Training for Grassroots Israel Advocates in the UK
The UK challenge
Britain poses two unique challenges for the Israel advocate.
First, support for Israel is weak. Over the last two decades peak levels of support for the Jewish state in the UK (20%) have been lower than the lowest levels of support in the US (38%).
Second, and even more important, is the general lack of interest in the Middle East. Support for the Jewish state is weak, not due to hostility, but because of indifference. Most of the British public (66% according to a 2014 poll) either take no side between Israel and her enemies or don’t know whose side they should be on.This means that there is not much of a pro-Israel constituency in the UK. Israel’s diplomats therefore have little local support to draw on when trying to influence relations between the two countries. While the leading Jewish organizations succeed in influencing the government well beyond what there limited numbers would imply, their hand would be strengthened with more grassroots support for Israel. On the other hand, there is also no overwhelming and deep-rooted opposition to winning people over.
Now is the time
The last election in the UK (June 8, 2017) left many shocked at the unexpectedly positive performance of the Labour Party under the leadership of Jeremy Corbyn. This isn’t the forum to go into a detailed account of this far-left activist (you can get a fair rundown on him here), but what is vital to know is that he is, at the very least, soft on antisemitism. Jew hatred in the Labour Party, transparently disguised as anti-Zionism, has become normalized under his leadership. This is no secret and has been widely covered in the British media (here‘s an example). Nonetheless, large numbers of British voters, particularly the young, cast their votes for his party. They did not feel that the hostility to Jews displayed by significant elements of his party should be an impediment to their support. Corbyn lost by a narrow margin, leaving open the real possibility of his party winning the next vote, giving Britain a government that would be both anti-Israel and antisemitic.
Jew hatred is not widespread in the UK, but tolerance of antisemitism is epidemic. With another election scheduled for December 2019, it is vital to educate British voters on the significance of this vile form of bigotry and why it must be rejected by all.
Some are rising to the challenge
Recent years have seen many local initiatives to create “Friends of Israel” groups (this one and this one are two outstanding examples; search Facebook to find more than a dozen more). Uniting Jews and non-Jews to work within their local communities, these groups are bubbling over with enthusiasm and plans. Drawing on their passion and commitment they have already begun to raise awareness of Israel in communities across the UK. For these groups to move to the next level of success in advocacy, they need to develop and hone their campaigning skills. I want to bring my more than three decades of experience in training advocates of Israel to these organizations.
How your money will be spent

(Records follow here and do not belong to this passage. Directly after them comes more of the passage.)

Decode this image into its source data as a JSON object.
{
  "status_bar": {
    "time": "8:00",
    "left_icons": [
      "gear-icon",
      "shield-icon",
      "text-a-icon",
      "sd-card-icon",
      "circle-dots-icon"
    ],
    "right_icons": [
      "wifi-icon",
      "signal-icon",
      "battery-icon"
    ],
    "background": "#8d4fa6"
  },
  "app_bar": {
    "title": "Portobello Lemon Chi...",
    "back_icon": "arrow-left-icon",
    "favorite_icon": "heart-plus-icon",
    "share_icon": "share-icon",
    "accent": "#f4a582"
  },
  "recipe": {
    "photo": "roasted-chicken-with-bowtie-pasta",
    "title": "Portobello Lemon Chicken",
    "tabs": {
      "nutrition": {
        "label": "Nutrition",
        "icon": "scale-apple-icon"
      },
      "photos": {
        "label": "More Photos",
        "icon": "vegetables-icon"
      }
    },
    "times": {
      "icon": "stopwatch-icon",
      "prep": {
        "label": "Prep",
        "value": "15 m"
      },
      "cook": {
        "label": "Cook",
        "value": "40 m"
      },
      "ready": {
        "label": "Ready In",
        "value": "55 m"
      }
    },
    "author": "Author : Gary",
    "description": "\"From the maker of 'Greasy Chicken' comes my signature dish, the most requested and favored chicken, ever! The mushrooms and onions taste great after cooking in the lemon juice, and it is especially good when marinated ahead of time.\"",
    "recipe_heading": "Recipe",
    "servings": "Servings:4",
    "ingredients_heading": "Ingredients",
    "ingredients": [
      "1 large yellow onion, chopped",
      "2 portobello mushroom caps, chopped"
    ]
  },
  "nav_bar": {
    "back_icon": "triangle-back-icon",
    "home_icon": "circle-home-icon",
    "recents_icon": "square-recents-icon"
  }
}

There is solid interest in my training workshops among Friends of Israel groups. I need your help to subsidize a ten-day training tour of the UK. I am aiming to run one to two training sessions a day, mainly for local Friends of Israel groups and also for student supporters of Israel.
If we exceed our fundraising goal, excess funds will be spent on subsidizing training for pro-Israel activists either in the UK or other countries. Similarly, if we don’t make the target, all funds raised will be used to subsidize Israel advocacy training workshops in the UK or other countries, outside the context of a tour.